Colleague Greg Brett has been putting the finishing touches to one of the most vividly marked fish species – the opah. He comments as follows:
OPAH FISH (Lampris guttatus)
An 80cm specimen of this species was received and mounted at the East London Museum. The fish was apparently found washed ashore at Cebe on the Wild Coast, retrieved and deposited at the East London Aquarium who in turn kindly donated the specimen to the museum.

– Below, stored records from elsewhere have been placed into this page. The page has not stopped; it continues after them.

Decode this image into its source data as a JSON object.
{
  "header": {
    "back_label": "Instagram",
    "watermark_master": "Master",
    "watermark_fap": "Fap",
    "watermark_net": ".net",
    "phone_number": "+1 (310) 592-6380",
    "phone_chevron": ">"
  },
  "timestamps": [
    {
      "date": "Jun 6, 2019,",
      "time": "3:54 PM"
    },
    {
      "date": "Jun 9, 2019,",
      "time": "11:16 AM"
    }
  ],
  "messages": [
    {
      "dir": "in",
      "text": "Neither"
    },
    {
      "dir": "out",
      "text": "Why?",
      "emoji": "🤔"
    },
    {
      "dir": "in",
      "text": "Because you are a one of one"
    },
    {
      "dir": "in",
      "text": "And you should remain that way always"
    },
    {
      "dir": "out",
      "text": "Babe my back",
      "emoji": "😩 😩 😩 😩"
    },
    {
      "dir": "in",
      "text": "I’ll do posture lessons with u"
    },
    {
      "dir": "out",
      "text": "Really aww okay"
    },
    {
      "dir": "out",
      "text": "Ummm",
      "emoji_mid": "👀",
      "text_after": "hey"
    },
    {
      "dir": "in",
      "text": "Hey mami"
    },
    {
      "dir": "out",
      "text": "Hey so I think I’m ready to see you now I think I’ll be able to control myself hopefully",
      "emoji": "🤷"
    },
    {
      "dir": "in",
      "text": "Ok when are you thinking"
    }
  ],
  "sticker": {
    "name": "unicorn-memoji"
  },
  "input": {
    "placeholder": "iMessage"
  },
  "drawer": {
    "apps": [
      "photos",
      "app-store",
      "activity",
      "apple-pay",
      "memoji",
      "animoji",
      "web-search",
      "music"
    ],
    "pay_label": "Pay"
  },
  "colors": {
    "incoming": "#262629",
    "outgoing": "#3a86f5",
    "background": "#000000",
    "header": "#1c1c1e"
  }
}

Little is known about the ecology and biology of the species because they are so infrequently encountered. This is not surprising since they are considered to be oceanic and epipelagic; that is they live mainly far from land and in water depths from the surface to 500 m. In addition, in common with many epipelagic fish species they most likely only come to the surface at night. This is generally a response to prey migration (squid and lantern fish)which in the open ocean is vertical rather than long-shore.
Morphologically the pectoral fin is very large and the musculature attached to the fin extremely well developed. Despite the well developed tail fin, this indicates that the pectoral fin is a primary instrument in propulsion. (Imagine a swimming penguin) The body colours are lavish and fresh specimens are incredibly beautiful. They apparently grow very large up to 150kg.
This is the first record of this fish from the Border region. They are known mostly from wash-ups in temperate seas around the world. They are also occasionally inadvertently caught by anglers. In South Africa most specimens have been recorded from the Western Cape.